Every American chestnut tree from Alabama to Maine will eventually succumb to blight.
“It’s just a matter of when,” said Larry Grossman, president of the Maryland chapter of the American Chestnut Foundation.
But after decades of work to improve the trees’ resistance to a deadly fungus, Grossman’s group is getting closer to reversing that outcome in Maryland.
Armed with shovels and gardening gloves, about 30 volunteers with the American Chestnut Foundation planted 4,000 chestnut seeds Saturday in the warmth of a greenhouse at the Center for Maryland Agriculture and Farm Park in Cockeysville. The foundation will study the saplings that sprout to pinpoint trees that are the most genetically resistant to the fungus. They ultimately hope their research will help restore wild chestnut trees in Maryland and beyond.

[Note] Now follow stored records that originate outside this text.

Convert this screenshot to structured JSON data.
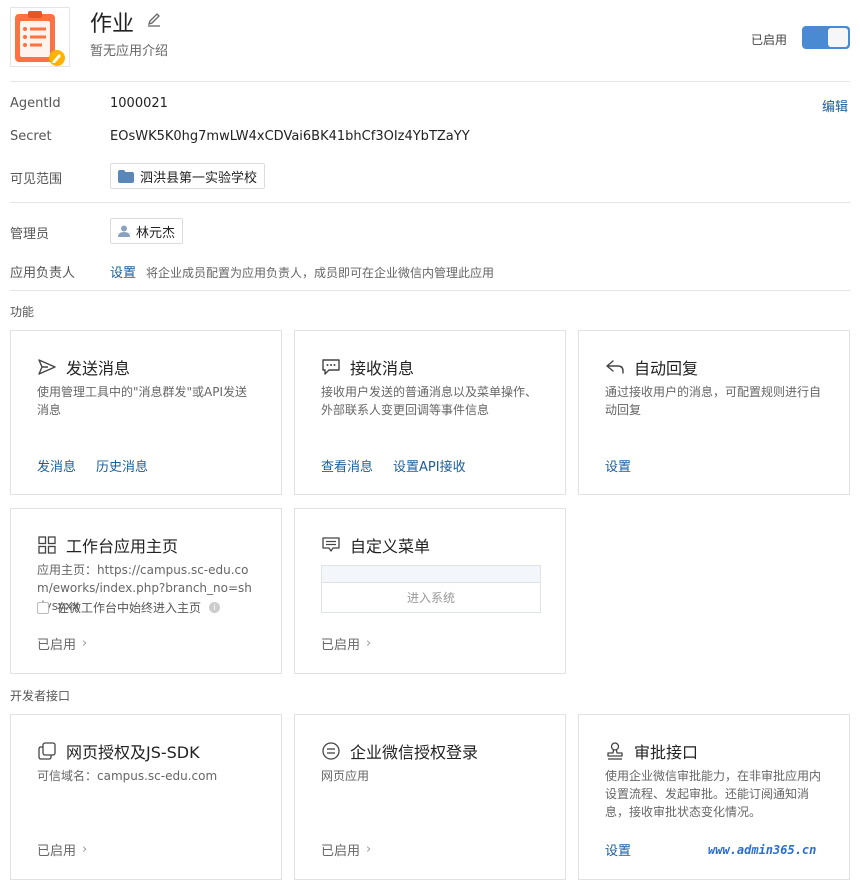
{
  "app": {
    "title": "作业",
    "description": "暂无应用介绍",
    "enabled_label": "已启用",
    "enabled": true,
    "accent_color": "#4a8ad2"
  },
  "info": {
    "edit_label": "编辑",
    "agentid_label": "AgentId",
    "agentid_value": "1000021",
    "secret_label": "Secret",
    "secret_value": "EOsWK5K0hg7mwLW4xCDVai6BK41bhCf3OIz4YbTZaYY",
    "scope_label": "可见范围",
    "scope_value": "泗洪县第一实验学校",
    "admin_label": "管理员",
    "admin_value": "林元杰",
    "owner_label": "应用负责人",
    "owner_link": "设置",
    "owner_hint": "将企业成员配置为应用负责人，成员即可在企业微信内管理此应用"
  },
  "features": {
    "section_title": "功能",
    "send": {
      "title": "发送消息",
      "desc": "使用管理工具中的\"消息群发\"或API发送消息",
      "action1": "发消息",
      "action2": "历史消息"
    },
    "receive": {
      "title": "接收消息",
      "desc": "接收用户发送的普通消息以及菜单操作、外部联系人变更回调等事件信息",
      "action1": "查看消息",
      "action2": "设置API接收"
    },
    "autoreply": {
      "title": "自动回复",
      "desc": "通过接收用户的消息，可配置规则进行自动回复",
      "action1": "设置"
    },
    "homepage": {
      "title": "工作台应用主页",
      "desc": "应用主页：https://campus.sc-edu.com/eworks/index.php?branch_no=shdysyxx",
      "checkbox_label": "在微工作台中始终进入主页",
      "status": "已启用"
    },
    "menu": {
      "title": "自定义菜单",
      "preview_text": "进入系统",
      "status": "已启用"
    }
  },
  "developer": {
    "section_title": "开发者接口",
    "web_auth": {
      "title": "网页授权及JS-SDK",
      "desc": "可信域名：campus.sc-edu.com",
      "status": "已启用"
    },
    "wework_login": {
      "title": "企业微信授权登录",
      "desc": "网页应用",
      "status": "已启用"
    },
    "approval": {
      "title": "审批接口",
      "desc": "使用企业微信审批能力，在非审批应用内设置流程、发起审批。还能订阅通知消息，接收审批状态变化情况。",
      "action1": "设置"
    }
  },
  "watermark": "www.admin365.cn"
}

The Maryland group’s work is part of a broader East Coast effort to revitalize the American chestnut, a species decimated by Cryphonectria parasitica — an orange-yellow fungus that attacks the trees’ trunks — during the last century.
Saturday marked first time the volunteers had gathered to seed thousands of trees in a greenhouse instead of planting seeds directly in the foundation’s 22 chestnut tree orchards across the state.

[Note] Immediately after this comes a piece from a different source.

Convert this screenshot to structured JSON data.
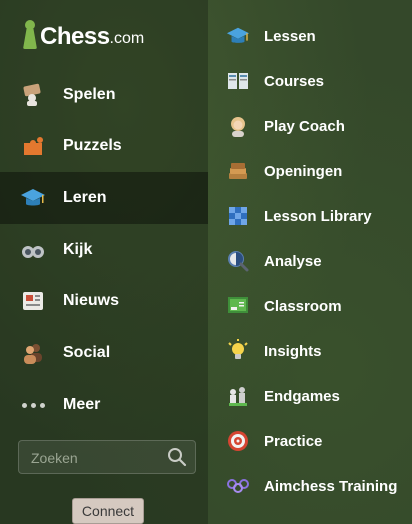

The future trees planted Saturday were the fifth generation of seeds in a decades-long effort to breed chestnut trees that are blight-resistant — a cross between American chestnut trees and their shorter broader cousins, Chinese chestnuts, which are naturally immune to the fungus.
The sixth generation of seeds — which will fall from trees planted in Saturday’s crop — will be 94 percent pure American chestnuts.
“We don’t know exactly how far away we are from getting seeds that are completely immune,” foundation member Karl Mech said. “But we think we’re close.”
American chestnuts grow quickly, have straight grain and reach up to 100 feet. Their rot-resistant wood was once commonly used for fence posts, railroad ties, building beams and furniture.
Peggy MacDonald, a volunteer with the American Chestnut Foundation and the Maryland chapter’s former president, said the tree was important to her family in Eastern Kentucky, where her father and grandfather watched its decline. She joined the Maryland chapter about four years ago.
“We really want to see this tree come back because it was such an important tree,” MacDonald said. “The tree was incredibly important to my family. My grandfather was a woodworker and farmer, and he used chestnut for everything.”
MacDonald was among the volunteers wetting potting soil, packing the mix into 4,000 plastic pots and seeding them with one chestnut each — planted on their side to allow their taproot to grow down and their stem to stretch upward.
When the saplings are a few months old in May or June, the trees will be scored and infected with the fungus. The foundation will monitor their reactions to determine which trees have a stronger resistance to the blight.
Of the 4,000 seeds planted Saturday, Grossman said, only about 20 percent will be planted in the foundation’s orchards. A small fraction of those trees will be selected to continue breeding based on how blight-resistant they are and whether they showcase strong American chestnut features — namely, their height.
“In the end, if we get 12 to 24 we’ll be very happy,” Grossman said.
Six to 10 years from now the seeds planted Saturday will mature into trees producing seeds the group hopes can one day be used for forest restoration.